  1. For this, the premises at Schnellecke and the customer were divided into five zones:
  • Zone I includes outgoing goods, the picking zone, and the goods empties area at Schnellecke.
  • Zone II is the customer’s delivery building, including interim storage areas.
  • Zone III consists of the goods preparation area, which is divided into three modules with storage and interim storage areas.
  • Zone IV includes the production of the units, also with three modules and corresponding storage and interim storage areas.
  • Virtual Transport Zone V: A zone for the transport between Schnellecke and the customer, which is currently still being calculated
    automatically by the system but in the future will actively track the containers over the entire transport route.

The order data from the Schnellecke JIT System is also transmitted to the cloud and linked to the existing container locations, allowing for the real- time tracking of the progress of the processing status of the orders and containers – not only by Schnellecke but also by the customer, who also uses the system.



Redesign of existing processes

The advantages are clear: As well as the time-consuming search for containers, the manual registration by the drivers at Incoming Goods is also eliminated. An overview of the locations of containers at the customer’s plant is available at all times, meaning that the customer can also react better to foreseeable shortages.  

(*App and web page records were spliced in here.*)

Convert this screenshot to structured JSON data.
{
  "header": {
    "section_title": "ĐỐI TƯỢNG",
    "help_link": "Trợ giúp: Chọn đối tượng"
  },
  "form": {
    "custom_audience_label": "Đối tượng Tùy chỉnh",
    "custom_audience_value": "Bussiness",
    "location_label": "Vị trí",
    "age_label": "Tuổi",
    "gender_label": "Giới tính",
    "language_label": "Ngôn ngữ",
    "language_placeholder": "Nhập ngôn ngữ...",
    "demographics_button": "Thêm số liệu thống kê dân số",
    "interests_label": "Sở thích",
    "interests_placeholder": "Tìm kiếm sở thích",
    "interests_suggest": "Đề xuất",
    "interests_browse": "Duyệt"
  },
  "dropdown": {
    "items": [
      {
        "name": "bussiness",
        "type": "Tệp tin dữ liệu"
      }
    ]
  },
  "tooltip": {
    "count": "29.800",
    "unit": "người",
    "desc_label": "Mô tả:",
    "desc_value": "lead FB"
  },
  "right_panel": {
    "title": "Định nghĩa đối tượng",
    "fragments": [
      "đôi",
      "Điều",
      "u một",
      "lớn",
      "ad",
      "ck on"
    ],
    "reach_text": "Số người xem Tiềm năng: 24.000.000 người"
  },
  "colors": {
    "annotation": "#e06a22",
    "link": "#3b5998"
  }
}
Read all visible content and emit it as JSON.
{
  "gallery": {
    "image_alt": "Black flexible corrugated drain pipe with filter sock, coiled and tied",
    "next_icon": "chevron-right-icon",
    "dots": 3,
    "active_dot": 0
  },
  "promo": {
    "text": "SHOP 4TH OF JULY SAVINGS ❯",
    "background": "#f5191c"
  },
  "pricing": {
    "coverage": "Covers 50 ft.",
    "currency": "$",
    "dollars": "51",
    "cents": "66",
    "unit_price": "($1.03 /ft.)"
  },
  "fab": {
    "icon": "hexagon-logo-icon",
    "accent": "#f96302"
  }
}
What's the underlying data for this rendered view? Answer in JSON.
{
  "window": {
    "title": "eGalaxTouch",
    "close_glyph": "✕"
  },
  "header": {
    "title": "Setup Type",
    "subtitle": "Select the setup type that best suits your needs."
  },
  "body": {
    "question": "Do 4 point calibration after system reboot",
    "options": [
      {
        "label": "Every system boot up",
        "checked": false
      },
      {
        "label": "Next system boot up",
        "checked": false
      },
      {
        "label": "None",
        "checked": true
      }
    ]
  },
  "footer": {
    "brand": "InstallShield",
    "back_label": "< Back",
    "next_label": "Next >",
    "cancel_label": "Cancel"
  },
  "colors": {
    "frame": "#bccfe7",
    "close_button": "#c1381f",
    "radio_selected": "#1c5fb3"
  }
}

“This project lays the foundation for our strategic goal of digitalization and automation of the processes by enabling us to digitally trace movements,” stressed Denis Wirries, who heads the Competence Center IoT at Schnellecke. “The knowledge gained allows us to redesign and optimize existing processes. The solution with the beacons can, for example, be used everywhere quickly and does not need any fixed infrastructure.”



The process in practice - overview 

(1) Sequence call-off by the customer. The sequence call-off communicates which goods in which order are needed. The call-offs are
generally sent in a fixed cycle whether or not the customer’s production has already processed the delivered goods.

(2) Then Schnellecke’s employees start to fill the JIS containers.

(3) The container is then parked next to the picking zone and stays there until the next transport window. 

(4) A truck comes to the zone at regular intervals where the waiting JIS containers are then loaded.

(4b) The truck also regularly brings back empty JIS containers. These are unloaded beforehand and also parked in the picking zone area.
These empty containers are then refilled with new JIT call-offs by Schnellecke employees.

Container Management EN

(5) The truck with the filled JIS containers drives to the customer and is unloaded there in Zone 2. The containers are initially parked in this building.

(5b) Empty containers are again loaded onto the truck.

(6) The customer’s employees take the containers to the preliminary production lines in irregular intervals or upon demand.

(7) Then the goods are removed from the compartments and processed here. The finished parts are then put back into the compartments.

(8) Each of the containers prepared in this way is then brought to the actual production lines. There, the finished parts are removed from the containers and assembled to complete units.

(9) The empty containers are parked near the production line and brought back to Zone 2 in irregular intervals.